Signs of a Poor Fit

EmployeeBefore you can match assignments to your employees, you have to identify when an employee isn’t a good match. Luckily, it’s fairly easy to spot. Here are three indicators that reveal an employee isn’t up to a specific task:

  • He is reluctant to seek help. It’s an especially clear sign if he refuses help when offered.
  • His task takes significantly longer to complete than anticipated.
  • Large amounts of internal resources (far beyond what was budgeted) are required to help him complete the project.

Other factors may come into play, of course, but these three are very common and often readily apparent.

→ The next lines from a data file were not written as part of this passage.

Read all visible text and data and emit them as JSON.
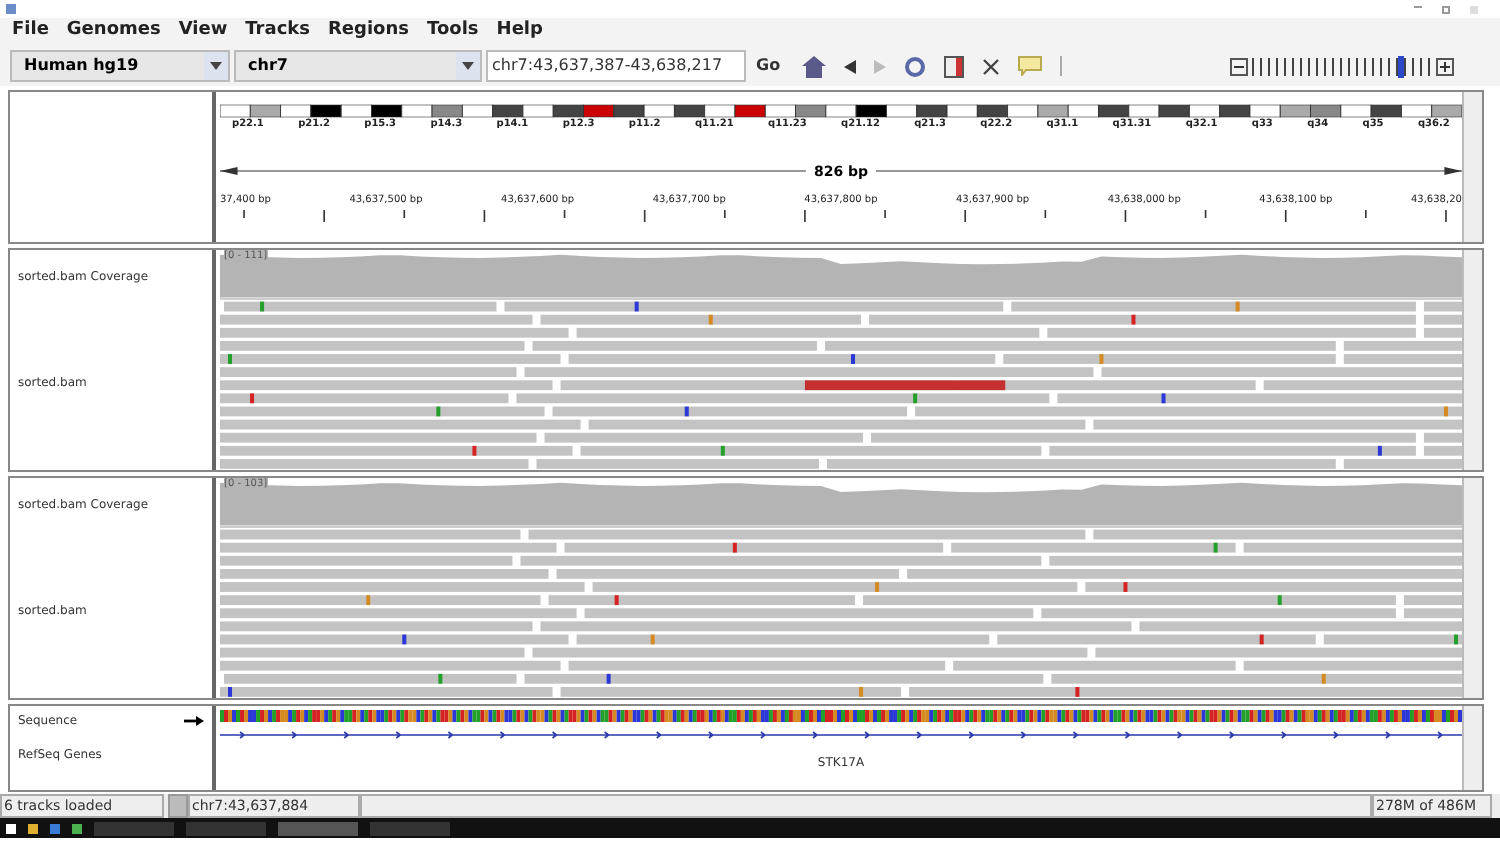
{
  "menu": [
    "File",
    "Genomes",
    "View",
    "Tracks",
    "Regions",
    "Tools",
    "Help"
  ],
  "toolbar": {
    "genome": "Human hg19",
    "chromosome": "chr7",
    "locus": "chr7:43,637,387-43,638,217",
    "go": "Go",
    "zoom": {
      "level": 0.84
    }
  },
  "ideogram": {
    "bands": [
      "p22.1",
      "p21.2",
      "p15.3",
      "p14.3",
      "p14.1",
      "p12.3",
      "p11.2",
      "q11.21",
      "q11.23",
      "q21.12",
      "q21.3",
      "q22.2",
      "q31.1",
      "q31.31",
      "q32.1",
      "q33",
      "q34",
      "q35",
      "q36.2"
    ]
  },
  "ruler": {
    "span": "826 bp",
    "ticks": [
      "37,400 bp",
      "43,637,500 bp",
      "43,637,600 bp",
      "43,637,700 bp",
      "43,637,800 bp",
      "43,637,900 bp",
      "43,638,000 bp",
      "43,638,100 bp",
      "43,638,20"
    ]
  },
  "panels": [
    {
      "coverage": {
        "name": "sorted.bam Coverage",
        "range": "[0 - 111]"
      },
      "alignments": {
        "name": "sorted.bam"
      }
    },
    {
      "coverage": {
        "name": "sorted.bam Coverage",
        "range": "[0 - 103]"
      },
      "alignments": {
        "name": "sorted.bam"
      }
    }
  ],
  "features": {
    "tracks": [
      {
        "name": "Sequence",
        "kind": "sequence"
      },
      {
        "name": "RefSeq Genes",
        "kind": "genes"
      }
    ],
    "gene": "STK17A"
  },
  "status": {
    "message": "6 tracks loaded",
    "position": "chr7:43,637,884",
    "memory": "278M of 486M"
  }
}
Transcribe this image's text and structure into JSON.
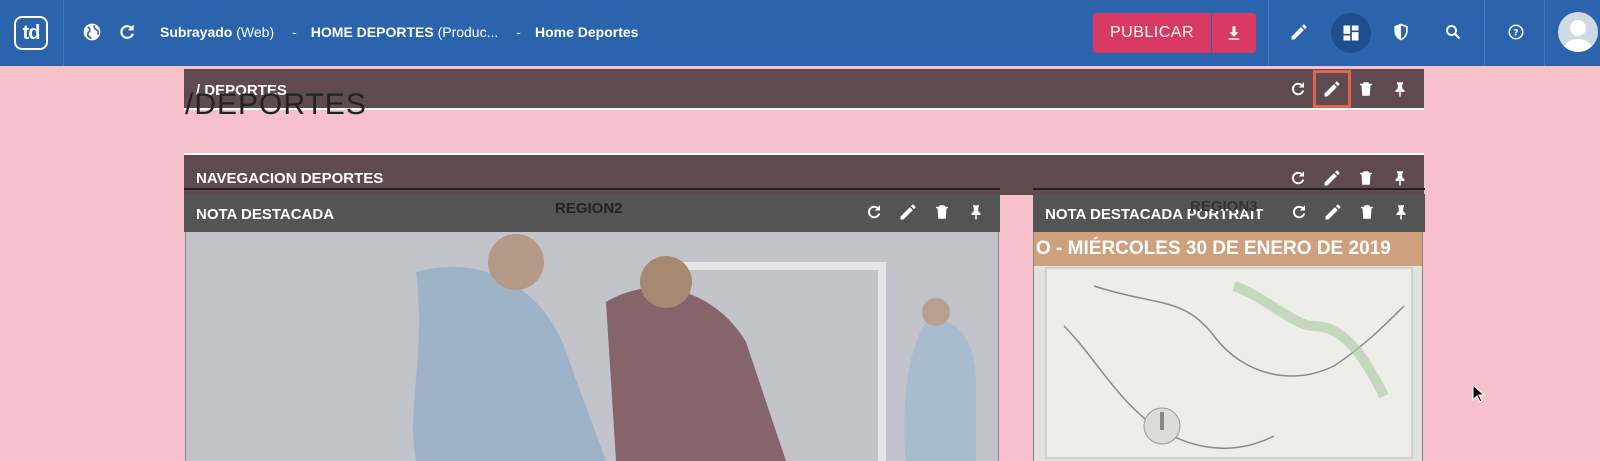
{
  "app": {
    "logo": "td"
  },
  "breadcrumbs": [
    {
      "bold": "Subrayado",
      "rest": " (Web)"
    },
    {
      "bold": "HOME DEPORTES",
      "rest": " (Produc..."
    },
    {
      "bold": "Home Deportes",
      "rest": ""
    }
  ],
  "breadcrumb_separator": "-",
  "toolbar": {
    "publish_label": "PUBLICAR"
  },
  "blocks": {
    "deportes_title_bar": "/ DEPORTES",
    "deportes_heading": "/DEPORTES",
    "navegacion_bar": "NAVEGACION DEPORTES",
    "region2": "REGION2",
    "region3": "REGION3",
    "nota_destacada": "NOTA DESTACADA",
    "nota_destacada_portrait": "NOTA DESTACADA PORTRAIT"
  },
  "portrait_image_text": "O - MIÉRCOLES 30 DE ENERO DE 2019",
  "colors": {
    "topbar": "#2b64ad",
    "accent": "#d93a63",
    "background": "#f6c1ca",
    "block_bar": "#5f4b4f",
    "highlight": "#e3654f"
  }
}
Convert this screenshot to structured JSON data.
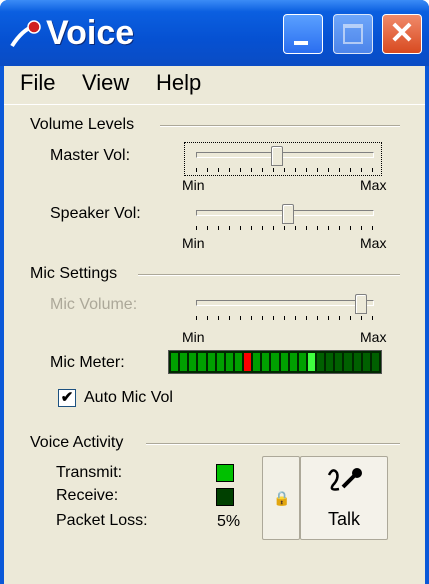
{
  "window": {
    "title": "Voice"
  },
  "menu": [
    "File",
    "View",
    "Help"
  ],
  "volume": {
    "group_title": "Volume Levels",
    "master_label": "Master Vol:",
    "speaker_label": "Speaker Vol:",
    "min": "Min",
    "max": "Max",
    "master_value": 0.45,
    "speaker_value": 0.52
  },
  "mic": {
    "group_title": "Mic Settings",
    "volume_label": "Mic Volume:",
    "min": "Min",
    "max": "Max",
    "volume_value": 0.96,
    "meter_label": "Mic Meter:",
    "meter_segments": [
      "#00a000",
      "#00a000",
      "#00a000",
      "#00a000",
      "#00a000",
      "#00a000",
      "#00a000",
      "#00a000",
      "#ff0000",
      "#00a000",
      "#00a000",
      "#00a000",
      "#00a000",
      "#00a000",
      "#00a000",
      "#40ff40",
      "#006000",
      "#006000",
      "#006000",
      "#006000",
      "#006000",
      "#006000",
      "#006000"
    ],
    "auto_label": "Auto Mic Vol",
    "auto_checked": true
  },
  "activity": {
    "group_title": "Voice Activity",
    "transmit_label": "Transmit:",
    "receive_label": "Receive:",
    "packet_loss_label": "Packet Loss:",
    "packet_loss_value": "5%",
    "transmit_color": "#00c000",
    "receive_color": "#004000",
    "talk_label": "Talk"
  },
  "icons": {
    "app": "microphone-app-icon",
    "lock": "lock-icon",
    "talk": "microphone-icon"
  }
}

Think about it this way: You wouldn’t hand your car keys to an untrained 12-year-old driver, would you?

Of course not — that’s dangerous!

For the same reason — but for your business’s well-being — you shouldn’t hand an assignment to an employee who isn’t equipped with the appropriate skills. If you let someone handle an important project without the necessary skill set, it could have huge ramifications for your business. Here are three key techniques for assigning projects in your company:

  • Have a good feel for your employees’ strengths and interests. As often as you can, assign your employees projects based around their passions. If an employee is naturally interested in a project, she’ll likely put more effort into the project, which will be reflected in the final result.
  • Ask for self-evaluations. After a project is complete, ask your employees to self-evaluate their work, and tailor future assignments around this information. Reviewing each employee’s past work is another way to confirm the feedback.
  • Implement a strong onboarding program. Gauging your new employees’ talents and interests as part of this forum is essential. Training new staff up front can alleviate potential headaches down the road.

Seek Outside Help

Simply implementing these strategies doesn’t guarantee success. Sometimes, you just don’t have the manpower necessary for certain tasks. If you’ve determined that no one on your team is capable of handling a project, it might be time to consider seeking outside help. Take these steps to find third-party support that fits your needs and culture:

  1. Understand and articulate your needs. This makes searching for a company easier, and ultimately, it will lead to better results. When an outside company knows exactly what you want, it will be better equipped to deliver. Clearly identify the project’s core goals and how the company can fulfill those.
  2. Research. Always check out the background of the person or group you want to hire before you make any binding agreements. Doing this will ensure that your choice has the expertise and experience needed to complete the project at hand. Be sure to elicit feedback from the consultant’s previous clients as well.
  3. Ask questions. Don’t be afraid to ask about the firm’s proposed approach to the project. The work this consultant will perform could drastically affect your business’s health, so you have the right to ask detailed questions.

Running a successful small business means fiercely protecting your firm’s manpower and financial resources. Wasting any of these can be detrimental (and even fatal) to your organization. Properly assigning work to your employees is one way to skillfully execute leadership. But identifying those who struggle with certain tasks and seeking outside assistance to properly complete the job is a safeguard against diminished productivity, employee frustration, and wasted resources.

Employee